Two years ago I wrote and submitted a piece on choice for an academic journal that was looking for entries on many different topics from mothers who considered themselves third wave feminists. Around this time I was really exploring this idea of choice and how I felt based on my own experiences. I believe that in my generation of feminists we have fixated too narrowly on this idea of "pro-choice" being equated with only reproductive rights and have ignored the other dimensions that choice embodies. I discussed how womyn in the second wave marched, demonstrated and fought hard for choice-not only reproductive choices, but also the right as a womun to choose our own path and destiny. Yet, as I graduated college and began to make MY own educated choices about MY future, I was met with opposition and felt ostracized many times. I didn't realize until many years later that my definition of choice was much different than the feminist womyn around me, as well as the feminist movement that I identified with.
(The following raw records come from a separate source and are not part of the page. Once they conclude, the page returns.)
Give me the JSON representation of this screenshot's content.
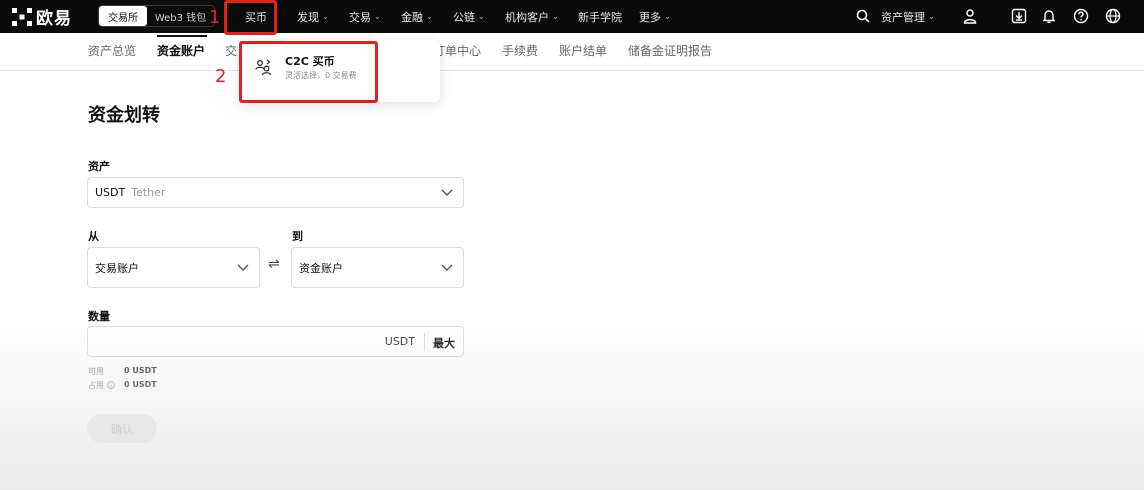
{
  "brand": {
    "name": "欧易"
  },
  "mode_switch": {
    "exchange": "交易所",
    "web3": "Web3 钱包"
  },
  "nav": {
    "items": [
      {
        "label": "买币",
        "chev": ""
      },
      {
        "label": "发现",
        "chev": "⌄"
      },
      {
        "label": "交易",
        "chev": "⌄"
      },
      {
        "label": "金融",
        "chev": "⌄"
      },
      {
        "label": "公链",
        "chev": "⌄"
      },
      {
        "label": "机构客户",
        "chev": "⌄"
      },
      {
        "label": "新手学院",
        "chev": ""
      },
      {
        "label": "更多",
        "chev": "⌄"
      }
    ],
    "asset_management": "资产管理",
    "asset_chev": "⌄",
    "icons": [
      "search-icon",
      "user-icon",
      "download-icon",
      "bell-icon",
      "help-icon",
      "globe-icon"
    ]
  },
  "subtabs": {
    "items": [
      "资产总览",
      "资金账户",
      "交",
      "订单中心",
      "手续费",
      "账户结单",
      "储备金证明报告"
    ]
  },
  "dropdown": {
    "title": "C2C 买币",
    "subtitle": "灵活选择，0 交易费"
  },
  "annotations": {
    "first": "1",
    "second": "2"
  },
  "transfer": {
    "title": "资金划转",
    "asset_label": "资产",
    "asset_symbol": "USDT",
    "asset_name": "Tether",
    "from_label": "从",
    "from_value": "交易账户",
    "to_label": "到",
    "to_value": "资金账户",
    "swap_symbol": "⇌",
    "amount_label": "数量",
    "amount_unit": "USDT",
    "max_label": "最大",
    "available_label": "可用",
    "available_value": "0 USDT",
    "occupied_label": "占用",
    "occupied_value": "0 USDT",
    "confirm_label": "确认"
  },
  "colors": {
    "nav_bg": "#0b0b0b",
    "annotation_red": "#e2211b"
  }
}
It is now 2010, and I am STILL milling over this idea of choice in my head. It is always there hanging around, but lately keeps hitting me in the face and challenging me on my own ideas of choice and what I believe it to be for womyn in the 21st century. Do we really have the freedom of choice? Or do we think that we do, but still play into what society expects of us as womyn and as mothers, wives, partners, etc.? And are we (feminists) foolish by believing that all womyn have this right to choose their paths or destinies?
So many fragmented thoughts right now swirling in my head regarding this concept of choice, primarily pertaining to marriage and motherhood. I must say this is just beginning entry on a series I will start on this issue. But for now back to an excellent book on feminism and motherhood by Amy Richards, Opting In: Having a Child Without Loosing Yourself.